Kelsey Harris:

haha. Awesome. And where can we follow you on social media?

Sarah Eni:

My Instagram handle currently I probably won't change it again is chia.jpg. L ke like a JPEG. Um, so let's C- -I-A dot JPG and my Twitter is hiatwote. So it's like tweeted, ut twote, and and yeah, those a e my current two. I have my mo e. I wouldn't say more profess onal. Cheers. Oh, it might just be full of memes. But Sarah a y time it is like for if I'm weeting something about cannabis legalization. I'm kind of foc sing that more on policy and p ofessional things and not flood ng it with memes, right. Okay, c ts. But sometimes we want pi tures of cats. So like eve yone's Welcome to f

Kelsey Harris:

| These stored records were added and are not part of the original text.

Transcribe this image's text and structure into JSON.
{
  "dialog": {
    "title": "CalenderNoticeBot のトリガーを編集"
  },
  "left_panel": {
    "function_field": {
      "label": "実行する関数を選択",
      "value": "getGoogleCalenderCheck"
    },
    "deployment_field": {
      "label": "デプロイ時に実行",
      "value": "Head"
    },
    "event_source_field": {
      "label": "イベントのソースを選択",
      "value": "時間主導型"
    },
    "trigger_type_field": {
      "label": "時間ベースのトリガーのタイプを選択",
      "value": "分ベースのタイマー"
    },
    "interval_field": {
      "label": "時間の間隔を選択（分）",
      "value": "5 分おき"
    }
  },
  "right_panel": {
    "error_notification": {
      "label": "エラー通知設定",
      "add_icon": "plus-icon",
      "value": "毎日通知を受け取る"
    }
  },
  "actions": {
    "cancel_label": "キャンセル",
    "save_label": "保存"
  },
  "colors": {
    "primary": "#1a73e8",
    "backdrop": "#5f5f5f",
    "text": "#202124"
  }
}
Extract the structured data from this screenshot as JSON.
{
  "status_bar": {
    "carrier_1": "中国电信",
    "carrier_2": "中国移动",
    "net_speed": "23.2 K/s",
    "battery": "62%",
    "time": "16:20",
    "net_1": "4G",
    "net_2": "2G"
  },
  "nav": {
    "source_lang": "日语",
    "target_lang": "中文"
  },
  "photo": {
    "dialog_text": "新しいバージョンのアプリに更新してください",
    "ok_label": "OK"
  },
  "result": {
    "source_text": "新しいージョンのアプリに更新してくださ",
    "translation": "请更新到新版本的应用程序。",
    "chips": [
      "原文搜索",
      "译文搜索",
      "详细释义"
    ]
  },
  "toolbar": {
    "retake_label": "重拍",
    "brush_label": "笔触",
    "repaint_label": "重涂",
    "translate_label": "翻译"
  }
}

Awesome. Awesome. Well, thank you so much again for coming on today. You've been absolutely lovely and giving us so much information. And everyone listening. I hope this inspires you to keep making the most of it. Thank you so much for joining me today on the chronically living podcast. If you love this week's podcast, please subscribe, rate and leave a review. Until next week, stay strong.